Kenora Great War Project


Personal Details
Date of BirthJune 16, 1883
Place of BirthDublin
Marital StatusMarried
Next of KinWife - Mrs. Annie McMullan, Kenora, Ontario
Trade / CallingStationary Engineer
ReligionRoman Catholic
Service Details
Regimental Number198819
Service Record Link to Service Record
Battalion94th Battalion
ForceCanadian Expeditionary Force
BranchCanadian Infantry
Enlisted / ConscriptedEnlisted
Date of EnlistmentJanuary 21, 1916
Age at Enlistment32
Theatre of ServiceEurope
Prisoner of WarNo
Survived WarYes
Death Details

McMullan, Frank

According to his attestation papers, Francis McMullan was born in Dublin Ireland on June 16, 1883. In 1903 he married Annie Johnson, daughter of William Johnson and Marion Rennie, in London, England. Daughter Marion Annie was born in December 1904 and son Herbert in March 1907. The family immigrated to Canada on the Empress of Britain in December 1907 landing in St. John, New Brunswick. Although their stated destination was Winnipeg, Manitoba, the family settled in Kenora, Ontario where son John William (aka Jack) was born in 1909, daughter Catherine (aka Kathleen, Kay) in 1910, and son Frank (Francis Dugald) in 1913. The 1911 Canadian census shows the family living in the west ward of Kenora, Ontario (a suburb called Norman) and Frank working as a laborer at a saw mill.

When Frank Sr. joined the army he was working as a stationary engineer in a lumber mill in Keewatin, Ontario. He joined the 94th Battalion of the Canadian Expeditionary Force on January 21, 1916 when he was 32. In his military attestation he was described as 5′ 9 1/2 ‘ in height with clear complexion, gray eyes and brown hair and sporting ‘a deflection of the nose to the left from a hockey incident’. He was still living in Norman.

Francis, or Frank as he was known, sailed on the SS Olympic from Halifax on June 28, 1916 and arrived in Liverpool on July 6th. He was transferred to the 17th Reserve Battalion and went to East Sandling camp in Kent for training. On August 24th he was sent to France and attached to the 43rd Infantry Battalion, the Queens Own Cameron Highlanders.

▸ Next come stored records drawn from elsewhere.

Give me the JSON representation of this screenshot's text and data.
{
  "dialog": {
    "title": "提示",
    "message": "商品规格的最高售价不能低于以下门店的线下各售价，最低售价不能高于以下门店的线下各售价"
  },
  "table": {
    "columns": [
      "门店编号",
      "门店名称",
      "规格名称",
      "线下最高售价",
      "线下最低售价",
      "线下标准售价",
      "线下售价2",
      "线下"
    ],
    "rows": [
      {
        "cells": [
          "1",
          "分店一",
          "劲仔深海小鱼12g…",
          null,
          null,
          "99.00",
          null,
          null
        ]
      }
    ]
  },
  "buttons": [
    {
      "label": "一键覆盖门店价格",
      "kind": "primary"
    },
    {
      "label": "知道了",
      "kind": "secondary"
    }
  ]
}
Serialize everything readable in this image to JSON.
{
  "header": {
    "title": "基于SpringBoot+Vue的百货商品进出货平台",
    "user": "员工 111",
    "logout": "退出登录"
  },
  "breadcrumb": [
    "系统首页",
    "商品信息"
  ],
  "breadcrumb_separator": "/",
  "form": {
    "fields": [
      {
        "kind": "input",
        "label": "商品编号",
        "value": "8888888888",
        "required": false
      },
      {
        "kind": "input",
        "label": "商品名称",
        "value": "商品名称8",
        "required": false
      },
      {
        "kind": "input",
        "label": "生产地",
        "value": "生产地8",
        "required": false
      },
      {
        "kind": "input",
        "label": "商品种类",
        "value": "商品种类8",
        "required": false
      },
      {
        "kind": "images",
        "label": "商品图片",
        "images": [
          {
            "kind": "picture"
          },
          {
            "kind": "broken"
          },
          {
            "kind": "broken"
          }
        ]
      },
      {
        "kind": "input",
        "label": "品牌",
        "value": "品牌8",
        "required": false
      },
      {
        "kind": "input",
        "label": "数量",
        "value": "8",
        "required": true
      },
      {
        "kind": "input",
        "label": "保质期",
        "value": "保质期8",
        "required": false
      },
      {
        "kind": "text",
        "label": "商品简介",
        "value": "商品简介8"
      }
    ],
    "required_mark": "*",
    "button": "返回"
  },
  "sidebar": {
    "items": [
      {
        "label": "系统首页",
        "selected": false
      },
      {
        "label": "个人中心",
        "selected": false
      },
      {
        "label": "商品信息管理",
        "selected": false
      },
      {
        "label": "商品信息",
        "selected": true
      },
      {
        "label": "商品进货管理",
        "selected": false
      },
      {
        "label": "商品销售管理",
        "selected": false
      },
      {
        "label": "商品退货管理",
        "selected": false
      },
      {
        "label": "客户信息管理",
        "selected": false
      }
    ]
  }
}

On October 2nd Frank had a hemorrhoid operation at a field hospital in Rouen. He was returned to England, attached to the Canadian Casualty Assembly Centre in Shoreham and admitted to the 2nd Western General Hospital in Manchester. He was treated for extreme pain there and in January, 1917, was transferred to a convalescent hospital in Woodcote, Epsom.

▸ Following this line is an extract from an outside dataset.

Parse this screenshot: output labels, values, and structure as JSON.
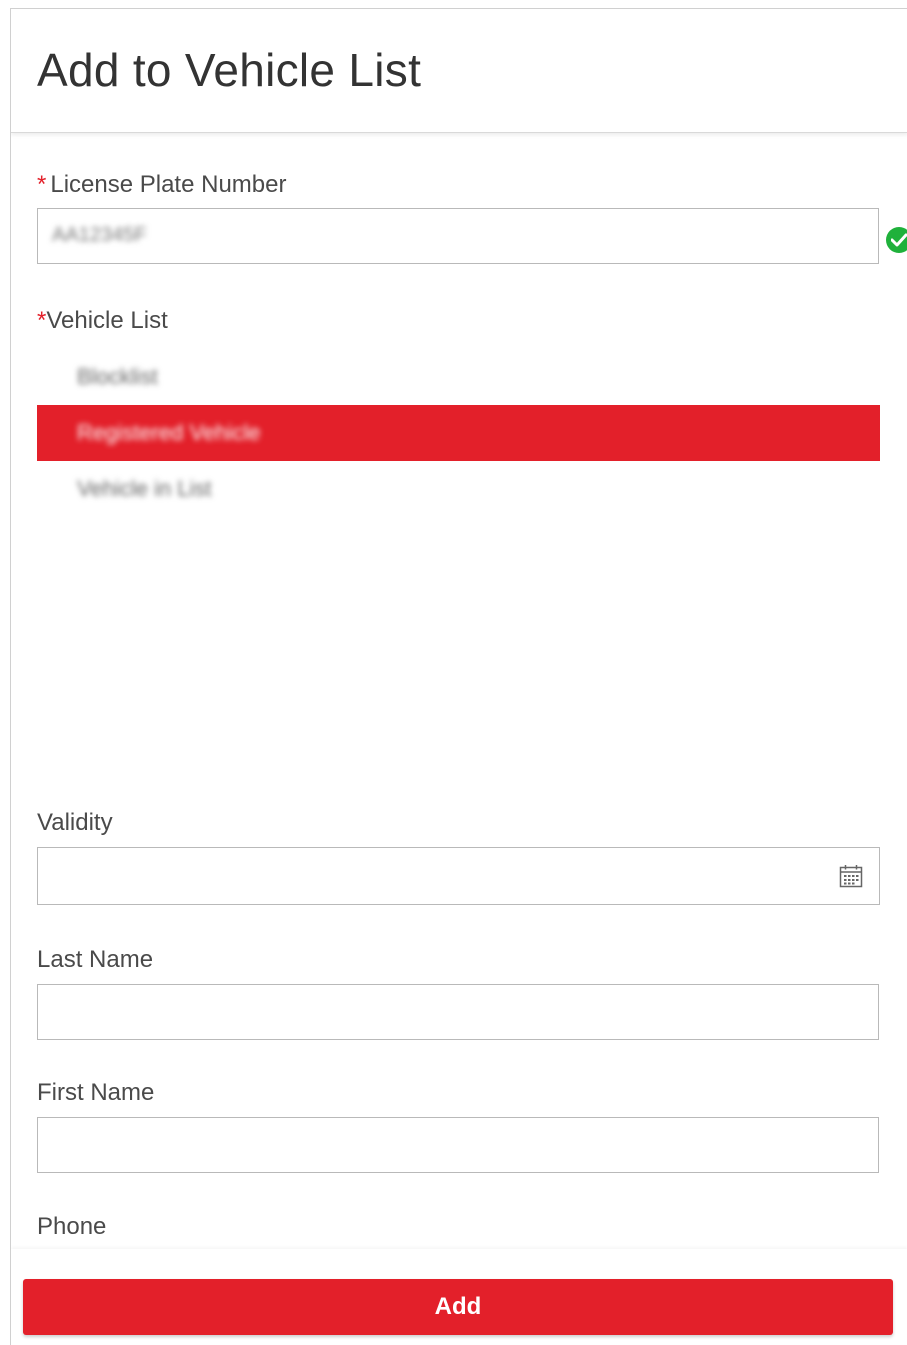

On June 17, 1917 he returned to service in France with the Queen’s Own Cameron Highlanders and his unit was involved in a number of operations near Avion. On November 13th he took a shrapnel wound to the left arm and was pulled out of service. He remained in France to convalesce and in December he was assigned to the Canadian Labour Pool.

While there he was involved in an incident and taken into military custody on January 14, 1918, charged with the theft of 200 French francs and a one pound English note from a local resident, Mme Ve Hostier.   He was tried and convicted in a military court and sentenced to two years of hard labour. He began serving his sentence in a military prison (Vedroux les Attaques) on March 23rd of that year.

On November 11, 1918 the Armistice was signed and on November 18th Frank’s charge was commuted to the six months served with the balance suspended. On April 19, 1919 the unexpired portion of his sentence was remitted.

On May 3, 1919 he departed from Liverpool on the HMT Royal George, a Cunard line cruise ship nicknamed ‘Rolling George’. He landed in Halifax on May 14th and on May 17th he was discharged from the military in Port Arthur, Ontario. He was served with War service Class A honours and he headed for his home in Norman, Ontario. He was 35 years of age.

The 1921 census shows Frank and his children living in the Claremont Apartments on Burnell Street in Winnipeg and Frank is listed as a widower. Annie’s parents, William and Marion Johnson had placed an ad in the Winnipeg Free Press looking for information on the whereabouts of their daughter or her children in 1920. Little is known about Frank McMullan after this. However, we know that his daughter Marion Annie married Murray Ennis and lived in Winnipeg until her death in 2006; son Herbert and his wife Marjorie had seven children and he was buried in Glen Eden Cemetery in Winnipeg in 1975;   son ‘Jack’ spent time in Yellowknife but was buried in Brookside Cemetery in Winnipeg in 1982; daughter Kay married George Empey and moved to Victoria where she passed away in 1993; and youngest son Frank, who joined the RCAF retiring in 1958 as a Flying Officer, died in 1971 in Winnipeg.

By Don Cameron